## What the exercise asks
Look through the entries below and show every line containing the word "address".

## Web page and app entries
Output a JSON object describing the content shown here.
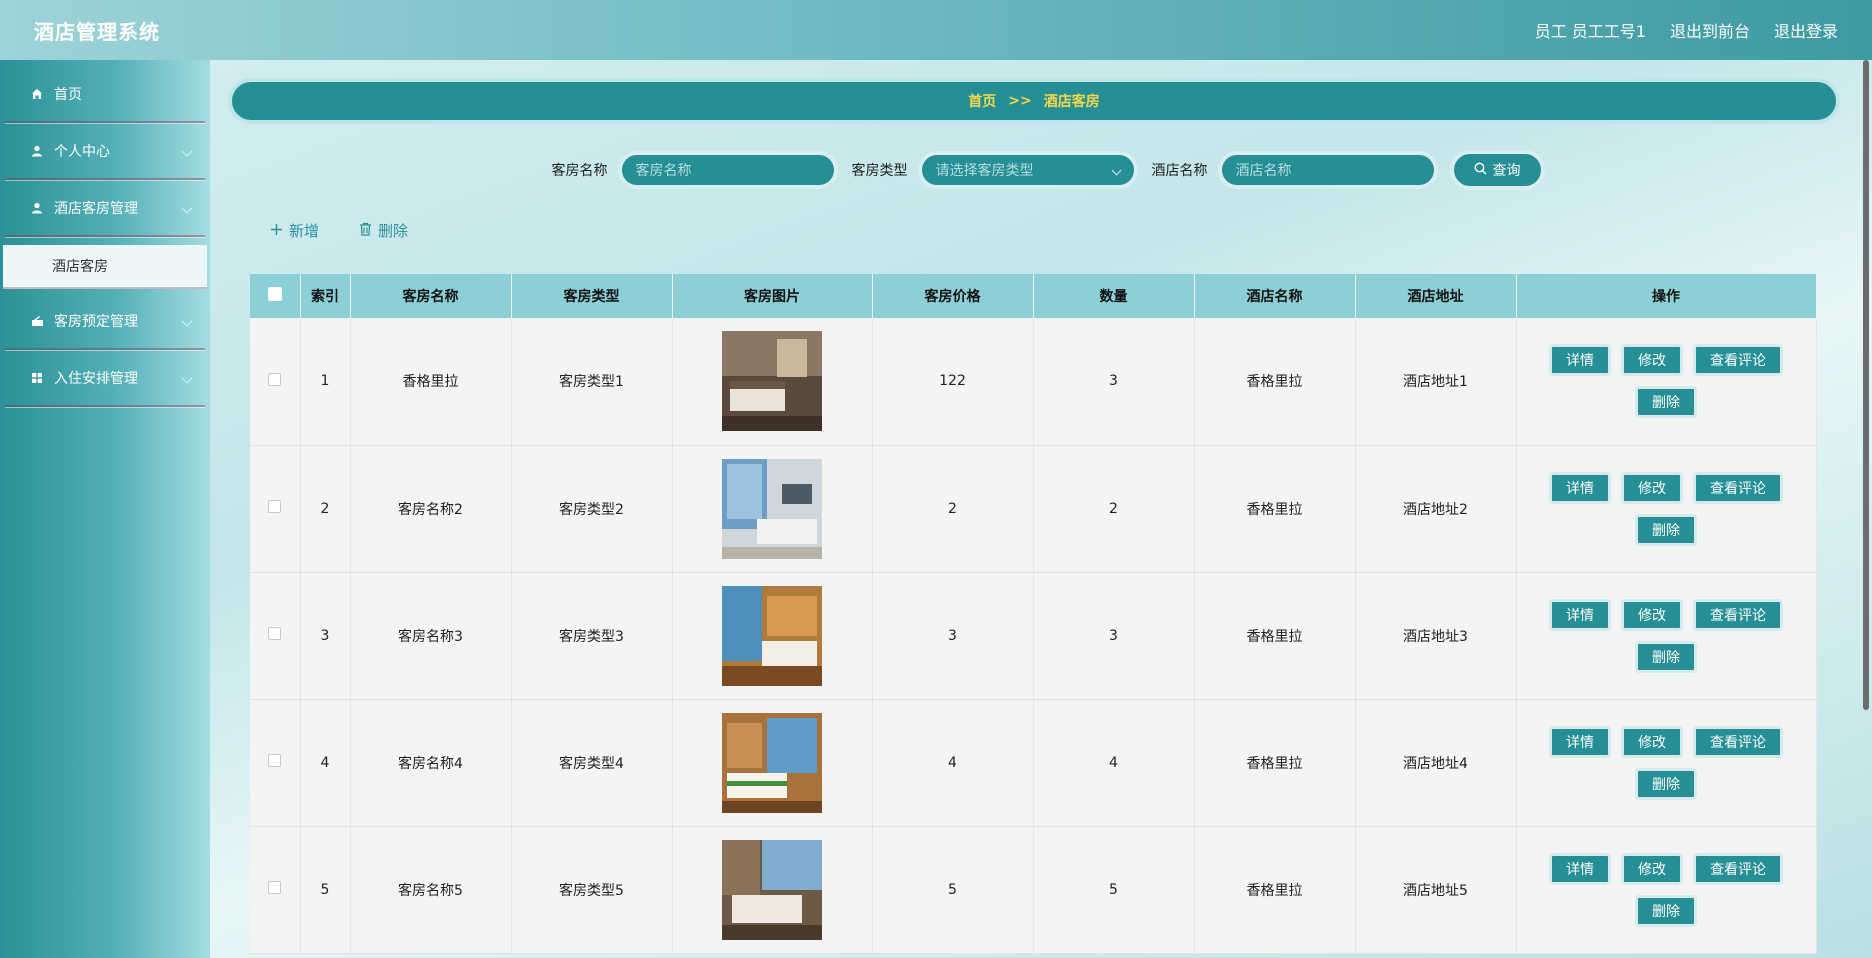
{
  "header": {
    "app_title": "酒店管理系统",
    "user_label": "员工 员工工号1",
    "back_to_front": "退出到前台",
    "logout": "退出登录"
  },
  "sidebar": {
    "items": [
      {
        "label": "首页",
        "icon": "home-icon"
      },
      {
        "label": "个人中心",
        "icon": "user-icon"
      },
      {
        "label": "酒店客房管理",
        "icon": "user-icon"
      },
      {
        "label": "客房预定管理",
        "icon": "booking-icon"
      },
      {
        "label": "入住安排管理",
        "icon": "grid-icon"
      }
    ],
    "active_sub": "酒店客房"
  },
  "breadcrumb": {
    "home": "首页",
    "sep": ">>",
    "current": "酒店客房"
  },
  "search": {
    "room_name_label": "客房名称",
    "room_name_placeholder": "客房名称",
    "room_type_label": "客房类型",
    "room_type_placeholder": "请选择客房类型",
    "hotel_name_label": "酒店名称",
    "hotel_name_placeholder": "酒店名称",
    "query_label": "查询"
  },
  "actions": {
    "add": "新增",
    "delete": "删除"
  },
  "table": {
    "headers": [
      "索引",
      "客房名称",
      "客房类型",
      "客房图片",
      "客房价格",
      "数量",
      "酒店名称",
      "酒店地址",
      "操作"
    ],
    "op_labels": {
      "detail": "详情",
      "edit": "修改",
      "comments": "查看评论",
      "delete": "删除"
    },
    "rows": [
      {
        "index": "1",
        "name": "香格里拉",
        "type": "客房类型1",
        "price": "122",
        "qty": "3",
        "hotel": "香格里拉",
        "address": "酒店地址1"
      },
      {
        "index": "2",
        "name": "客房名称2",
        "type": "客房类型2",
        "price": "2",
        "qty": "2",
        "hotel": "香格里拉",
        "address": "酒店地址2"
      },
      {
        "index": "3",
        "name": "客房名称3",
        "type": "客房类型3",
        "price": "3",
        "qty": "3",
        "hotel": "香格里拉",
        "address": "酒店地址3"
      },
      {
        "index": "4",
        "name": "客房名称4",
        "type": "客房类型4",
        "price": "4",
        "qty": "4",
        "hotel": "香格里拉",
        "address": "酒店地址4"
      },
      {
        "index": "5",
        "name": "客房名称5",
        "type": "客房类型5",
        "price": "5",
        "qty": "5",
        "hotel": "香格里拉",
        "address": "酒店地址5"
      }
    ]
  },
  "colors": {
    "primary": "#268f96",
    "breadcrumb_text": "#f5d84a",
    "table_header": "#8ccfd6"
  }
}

## Task answer
        "address": "酒店地址1"
        "address": "酒店地址2"
        "address": "酒店地址3"
        "address": "酒店地址4"
        "address": "酒店地址5"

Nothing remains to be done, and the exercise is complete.